*Task brief*: Provide the entries once more, identical in every word.

Data about app and page elements
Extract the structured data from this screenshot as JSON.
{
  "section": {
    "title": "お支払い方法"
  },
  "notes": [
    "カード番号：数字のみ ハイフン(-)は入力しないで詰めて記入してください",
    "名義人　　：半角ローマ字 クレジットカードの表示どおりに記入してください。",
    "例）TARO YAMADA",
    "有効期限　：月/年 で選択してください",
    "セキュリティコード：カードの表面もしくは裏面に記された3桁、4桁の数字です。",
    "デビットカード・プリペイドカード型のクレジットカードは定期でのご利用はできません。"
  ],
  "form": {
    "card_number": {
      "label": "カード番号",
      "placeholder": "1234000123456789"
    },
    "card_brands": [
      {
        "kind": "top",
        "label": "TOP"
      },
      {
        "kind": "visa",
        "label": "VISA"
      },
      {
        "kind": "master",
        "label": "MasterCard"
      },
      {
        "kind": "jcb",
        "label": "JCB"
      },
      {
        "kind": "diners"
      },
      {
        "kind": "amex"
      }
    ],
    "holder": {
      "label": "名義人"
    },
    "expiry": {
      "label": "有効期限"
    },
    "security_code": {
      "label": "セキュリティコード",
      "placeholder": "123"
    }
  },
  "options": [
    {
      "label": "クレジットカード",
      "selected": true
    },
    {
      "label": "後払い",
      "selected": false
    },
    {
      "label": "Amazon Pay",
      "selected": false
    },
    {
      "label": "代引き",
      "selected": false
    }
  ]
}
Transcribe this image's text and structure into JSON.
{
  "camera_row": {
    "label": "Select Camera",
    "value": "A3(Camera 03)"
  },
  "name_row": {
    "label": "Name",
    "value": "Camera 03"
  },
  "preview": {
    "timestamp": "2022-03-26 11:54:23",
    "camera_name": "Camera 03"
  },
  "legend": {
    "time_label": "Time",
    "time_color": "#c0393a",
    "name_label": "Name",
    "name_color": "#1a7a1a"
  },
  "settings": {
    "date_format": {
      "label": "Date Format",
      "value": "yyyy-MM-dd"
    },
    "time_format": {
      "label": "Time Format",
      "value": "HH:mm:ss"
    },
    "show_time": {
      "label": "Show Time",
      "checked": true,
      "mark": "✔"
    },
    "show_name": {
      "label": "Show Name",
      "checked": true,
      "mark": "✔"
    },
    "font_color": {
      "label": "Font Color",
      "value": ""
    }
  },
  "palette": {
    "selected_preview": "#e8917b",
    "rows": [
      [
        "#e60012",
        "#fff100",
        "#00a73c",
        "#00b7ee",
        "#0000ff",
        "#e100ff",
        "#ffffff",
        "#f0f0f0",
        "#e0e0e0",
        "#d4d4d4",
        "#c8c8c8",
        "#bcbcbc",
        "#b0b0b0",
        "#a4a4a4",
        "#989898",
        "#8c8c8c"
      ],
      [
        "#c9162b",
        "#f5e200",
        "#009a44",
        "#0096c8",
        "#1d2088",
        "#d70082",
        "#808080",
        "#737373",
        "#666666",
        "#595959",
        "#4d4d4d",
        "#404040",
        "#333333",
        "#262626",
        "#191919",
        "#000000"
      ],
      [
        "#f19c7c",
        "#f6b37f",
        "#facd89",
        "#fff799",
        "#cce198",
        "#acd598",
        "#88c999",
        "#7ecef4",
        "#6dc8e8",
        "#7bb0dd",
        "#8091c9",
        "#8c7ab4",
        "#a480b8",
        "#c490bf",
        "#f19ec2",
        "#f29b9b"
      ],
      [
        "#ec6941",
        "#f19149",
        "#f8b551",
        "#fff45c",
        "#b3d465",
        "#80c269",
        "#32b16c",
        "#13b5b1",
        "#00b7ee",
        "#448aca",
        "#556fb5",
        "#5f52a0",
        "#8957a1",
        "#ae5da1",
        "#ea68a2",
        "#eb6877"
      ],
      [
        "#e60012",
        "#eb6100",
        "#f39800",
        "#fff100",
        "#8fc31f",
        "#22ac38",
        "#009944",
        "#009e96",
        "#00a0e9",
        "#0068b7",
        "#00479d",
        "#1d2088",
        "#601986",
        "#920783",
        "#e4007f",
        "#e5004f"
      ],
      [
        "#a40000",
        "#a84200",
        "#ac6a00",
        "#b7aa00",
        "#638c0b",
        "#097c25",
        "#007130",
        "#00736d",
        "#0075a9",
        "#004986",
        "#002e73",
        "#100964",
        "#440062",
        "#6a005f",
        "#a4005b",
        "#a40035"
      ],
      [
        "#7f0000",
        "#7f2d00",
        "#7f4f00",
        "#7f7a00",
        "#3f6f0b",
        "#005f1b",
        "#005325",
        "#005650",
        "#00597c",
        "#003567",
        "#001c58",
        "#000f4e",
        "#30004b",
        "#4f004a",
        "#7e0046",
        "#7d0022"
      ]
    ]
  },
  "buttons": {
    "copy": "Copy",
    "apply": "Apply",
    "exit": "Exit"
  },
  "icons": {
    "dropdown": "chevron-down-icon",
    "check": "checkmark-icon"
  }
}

*Output*:
Extract the structured data from this screenshot as JSON.
{
  "section": {
    "title": "お支払い方法"
  },
  "notes": [
    "カード番号：数字のみ ハイフン(-)は入力しないで詰めて記入してください",
    "名義人　　：半角ローマ字 クレジットカードの表示どおりに記入してください。",
    "例）TARO YAMADA",
    "有効期限　：月/年 で選択してください",
    "セキュリティコード：カードの表面もしくは裏面に記された3桁、4桁の数字です。",
    "デビットカード・プリペイドカード型のクレジットカードは定期でのご利用はできません。"
  ],
  "form": {
    "card_number": {
      "label": "カード番号",
      "placeholder": "1234000123456789"
    },
    "card_brands": [
      {
        "kind": "top",
        "label": "TOP"
      },
      {
        "kind": "visa",
        "label": "VISA"
      },
      {
        "kind": "master",
        "label": "MasterCard"
      },
      {
        "kind": "jcb",
        "label": "JCB"
      },
      {
        "kind": "diners"
      },
      {
        "kind": "amex"
      }
    ],
    "holder": {
      "label": "名義人"
    },
    "expiry": {
      "label": "有効期限"
    },
    "security_code": {
      "label": "セキュリティコード",
      "placeholder": "123"
    }
  },
  "options": [
    {
      "label": "クレジットカード",
      "selected": true
    },
    {
      "label": "後払い",
      "selected": false
    },
    {
      "label": "Amazon Pay",
      "selected": false
    },
    {
      "label": "代引き",
      "selected": false
    }
  ]
}
Transcribe this image's text and structure into JSON.
{
  "camera_row": {
    "label": "Select Camera",
    "value": "A3(Camera 03)"
  },
  "name_row": {
    "label": "Name",
    "value": "Camera 03"
  },
  "preview": {
    "timestamp": "2022-03-26 11:54:23",
    "camera_name": "Camera 03"
  },
  "legend": {
    "time_label": "Time",
    "time_color": "#c0393a",
    "name_label": "Name",
    "name_color": "#1a7a1a"
  },
  "settings": {
    "date_format": {
      "label": "Date Format",
      "value": "yyyy-MM-dd"
    },
    "time_format": {
      "label": "Time Format",
      "value": "HH:mm:ss"
    },
    "show_time": {
      "label": "Show Time",
      "checked": true,
      "mark": "✔"
    },
    "show_name": {
      "label": "Show Name",
      "checked": true,
      "mark": "✔"
    },
    "font_color": {
      "label": "Font Color",
      "value": ""
    }
  },
  "palette": {
    "selected_preview": "#e8917b",
    "rows": [
      [
        "#e60012",
        "#fff100",
        "#00a73c",
        "#00b7ee",
        "#0000ff",
        "#e100ff",
        "#ffffff",
        "#f0f0f0",
        "#e0e0e0",
        "#d4d4d4",
        "#c8c8c8",
        "#bcbcbc",
        "#b0b0b0",
        "#a4a4a4",
        "#989898",
        "#8c8c8c"
      ],
      [
        "#c9162b",
        "#f5e200",
        "#009a44",
        "#0096c8",
        "#1d2088",
        "#d70082",
        "#808080",
        "#737373",
        "#666666",
        "#595959",
        "#4d4d4d",
        "#404040",
        "#333333",
        "#262626",
        "#191919",
        "#000000"
      ],
      [
        "#f19c7c",
        "#f6b37f",
        "#facd89",
        "#fff799",
        "#cce198",
        "#acd598",
        "#88c999",
        "#7ecef4",
        "#6dc8e8",
        "#7bb0dd",
        "#8091c9",
        "#8c7ab4",
        "#a480b8",
        "#c490bf",
        "#f19ec2",
        "#f29b9b"
      ],
      [
        "#ec6941",
        "#f19149",
        "#f8b551",
        "#fff45c",
        "#b3d465",
        "#80c269",
        "#32b16c",
        "#13b5b1",
        "#00b7ee",
        "#448aca",
        "#556fb5",
        "#5f52a0",
        "#8957a1",
        "#ae5da1",
        "#ea68a2",
        "#eb6877"
      ],
      [
        "#e60012",
        "#eb6100",
        "#f39800",
        "#fff100",
        "#8fc31f",
        "#22ac38",
        "#009944",
        "#009e96",
        "#00a0e9",
        "#0068b7",
        "#00479d",
        "#1d2088",
        "#601986",
        "#920783",
        "#e4007f",
        "#e5004f"
      ],
      [
        "#a40000",
        "#a84200",
        "#ac6a00",
        "#b7aa00",
        "#638c0b",
        "#097c25",
        "#007130",
        "#00736d",
        "#0075a9",
        "#004986",
        "#002e73",
        "#100964",
        "#440062",
        "#6a005f",
        "#a4005b",
        "#a40035"
      ],
      [
        "#7f0000",
        "#7f2d00",
        "#7f4f00",
        "#7f7a00",
        "#3f6f0b",
        "#005f1b",
        "#005325",
        "#005650",
        "#00597c",
        "#003567",
        "#001c58",
        "#000f4e",
        "#30004b",
        "#4f004a",
        "#7e0046",
        "#7d0022"
      ]
    ]
  },
  "buttons": {
    "copy": "Copy",
    "apply": "Apply",
    "exit": "Exit"
  },
  "icons": {
    "dropdown": "chevron-down-icon",
    "check": "checkmark-icon"
  }
}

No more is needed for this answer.